Title: Buying Trouble
Author: Karen Chance
Series: Dorina Basarab #1.1, Cassandra Palmer World #9
In: On the Prowl (Patricia Briggs)
Rating Out of 5: 4 (Really good read!)
My Bookshelves: Dark fantasy, Fae, Paranormal romance
5th sentence, 74th page: The dragon was Tanet, my newly discovered brother.
Claire just wants to keep out of trouble. But that isn’t always easy when you’re a mage with the extremely unusual ability to block all magic around you. And when Claire’s sleazy boss decides Claire herself is the most valuable rarity to sell at a magical auction, trouble finds her. Now, her only hope for survival is to trust a mysterious and handsome stranger, a Fey Lord named Heidar. As their pursuers close in, there’s one thing for sure, savior or threat, Heidar can show Claire things she never imagined in this world, and in herself. . .

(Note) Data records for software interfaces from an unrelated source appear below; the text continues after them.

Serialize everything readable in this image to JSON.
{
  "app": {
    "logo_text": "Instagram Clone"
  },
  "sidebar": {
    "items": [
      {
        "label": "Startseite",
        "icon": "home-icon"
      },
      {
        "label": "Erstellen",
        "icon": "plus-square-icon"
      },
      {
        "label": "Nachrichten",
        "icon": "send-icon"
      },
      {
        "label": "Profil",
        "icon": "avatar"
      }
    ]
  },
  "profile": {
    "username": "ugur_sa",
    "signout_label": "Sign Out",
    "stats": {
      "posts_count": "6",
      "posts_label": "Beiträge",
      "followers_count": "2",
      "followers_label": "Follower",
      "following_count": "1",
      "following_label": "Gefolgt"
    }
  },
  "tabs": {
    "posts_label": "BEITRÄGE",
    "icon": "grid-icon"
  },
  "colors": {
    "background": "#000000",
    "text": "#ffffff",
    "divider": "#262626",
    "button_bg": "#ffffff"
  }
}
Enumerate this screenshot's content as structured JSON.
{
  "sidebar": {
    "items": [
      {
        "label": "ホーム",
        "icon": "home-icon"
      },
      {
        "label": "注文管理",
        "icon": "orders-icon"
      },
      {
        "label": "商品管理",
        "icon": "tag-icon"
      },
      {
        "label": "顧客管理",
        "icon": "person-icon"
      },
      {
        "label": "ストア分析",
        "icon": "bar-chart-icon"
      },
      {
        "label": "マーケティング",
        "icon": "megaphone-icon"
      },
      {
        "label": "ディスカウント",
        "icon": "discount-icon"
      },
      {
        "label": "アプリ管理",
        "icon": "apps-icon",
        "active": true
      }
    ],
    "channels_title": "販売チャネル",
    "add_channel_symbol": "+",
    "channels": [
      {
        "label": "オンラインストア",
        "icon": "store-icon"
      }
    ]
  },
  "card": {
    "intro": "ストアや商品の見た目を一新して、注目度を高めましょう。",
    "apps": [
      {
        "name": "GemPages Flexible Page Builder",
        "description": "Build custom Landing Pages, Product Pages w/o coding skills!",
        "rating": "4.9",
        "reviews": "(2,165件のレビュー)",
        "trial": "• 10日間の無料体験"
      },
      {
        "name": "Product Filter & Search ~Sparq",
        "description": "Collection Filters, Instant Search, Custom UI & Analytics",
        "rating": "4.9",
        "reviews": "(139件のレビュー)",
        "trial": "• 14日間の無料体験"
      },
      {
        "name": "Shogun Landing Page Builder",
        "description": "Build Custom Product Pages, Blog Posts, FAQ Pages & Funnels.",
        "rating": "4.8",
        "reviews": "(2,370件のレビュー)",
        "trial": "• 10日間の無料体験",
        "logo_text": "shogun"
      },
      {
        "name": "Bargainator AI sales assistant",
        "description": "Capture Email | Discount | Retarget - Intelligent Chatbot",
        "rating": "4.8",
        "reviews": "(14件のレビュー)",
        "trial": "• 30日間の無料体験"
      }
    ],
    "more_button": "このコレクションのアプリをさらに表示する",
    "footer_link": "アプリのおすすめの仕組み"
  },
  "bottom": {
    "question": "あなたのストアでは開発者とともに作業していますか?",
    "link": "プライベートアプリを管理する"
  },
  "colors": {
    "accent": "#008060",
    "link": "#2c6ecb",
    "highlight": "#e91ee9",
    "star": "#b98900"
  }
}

This story took a lot of unexpected turns – first, the journey started at an auction house, then Clare finds out that she’s actually up for auction, and then she finds out more about her true heritage. All in all, the combination of these facts created a tumulus ride which spanned a number of beautifully constructed settings. The fact that the alliances and loyalties of the obvious love interest within the story were vague and difficult to pin down helped to add to the unpredictable, fast-paced track of this novella.
The use of first-person in telling this tale helped to place me in the slightly uncomfortable shoes of Claire. Mostly due to her status in the magical world and the constant danger which her powers place her in. However, the irresistible pull she feels towards her male counterpart and her fear and frustration at being forced to flee are incredibly potent emotions that are stunningly displayed through her own words. Her description of her emotions, confusion and thoughts made me feel incredibly connected to this slightly unorthodox lead, something which I love when reading any story.
Although slavery isn’t supposed to occur anymore, the use of Claire as a pawn in overall political games and the willingness of others to sell her reek of a lack of women’s rights in this world – even when slavery is supposed to be abolished. Even her newly discovered family appear to be politically inclined, although at least they are grateful for her presence. It is a reminder that although overt ownership of women isn’t present in today’s society, there is still a sense of ownership and usage over women who can prove to be useful.
The thing that I loved most about this novella was the conclusion of this tale. It leaves the story open for more journeying into the world of Claire and the Dorina Basarab series, but also hints at a ‘happily ever after’ for Claire.